**What needs to be done**
Produce one exact copy of the records, no pictures.

**Data records**
---+---
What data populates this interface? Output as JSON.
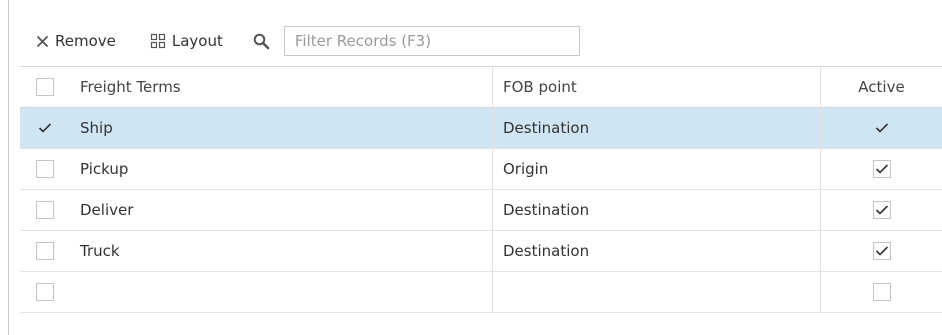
{
  "toolbar": {
    "remove_label": "Remove",
    "layout_label": "Layout",
    "filter_placeholder": "Filter Records (F3)"
  },
  "grid": {
    "columns": [
      "Freight Terms",
      "FOB point",
      "Active"
    ],
    "rows": [
      {
        "freight_terms": "Ship",
        "fob_point": "Destination",
        "active": true,
        "selected": true
      },
      {
        "freight_terms": "Pickup",
        "fob_point": "Origin",
        "active": true,
        "selected": false
      },
      {
        "freight_terms": "Deliver",
        "fob_point": "Destination",
        "active": true,
        "selected": false
      },
      {
        "freight_terms": "Truck",
        "fob_point": "Destination",
        "active": true,
        "selected": false
      },
      {
        "freight_terms": "",
        "fob_point": "",
        "active": false,
        "selected": false
      }
    ]
  },
  "colors": {
    "selected_row": "#cfe5f3",
    "border": "#d8d8d8",
    "text": "#333333"
  }
}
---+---
**Solution below**
What data populates this interface? Output as JSON.
{
  "toolbar": {
    "remove_label": "Remove",
    "layout_label": "Layout",
    "filter_placeholder": "Filter Records (F3)"
  },
  "grid": {
    "columns": [
      "Freight Terms",
      "FOB point",
      "Active"
    ],
    "rows": [
      {
        "freight_terms": "Ship",
        "fob_point": "Destination",
        "active": true,
        "selected": true
      },
      {
        "freight_terms": "Pickup",
        "fob_point": "Origin",
        "active": true,
        "selected": false
      },
      {
        "freight_terms": "Deliver",
        "fob_point": "Destination",
        "active": true,
        "selected": false
      },
      {
        "freight_terms": "Truck",
        "fob_point": "Destination",
        "active": true,
        "selected": false
      },
      {
        "freight_terms": "",
        "fob_point": "",
        "active": false,
        "selected": false
      }
    ]
  },
  "colors": {
    "selected_row": "#cfe5f3",
    "border": "#d8d8d8",
    "text": "#333333"
  }
}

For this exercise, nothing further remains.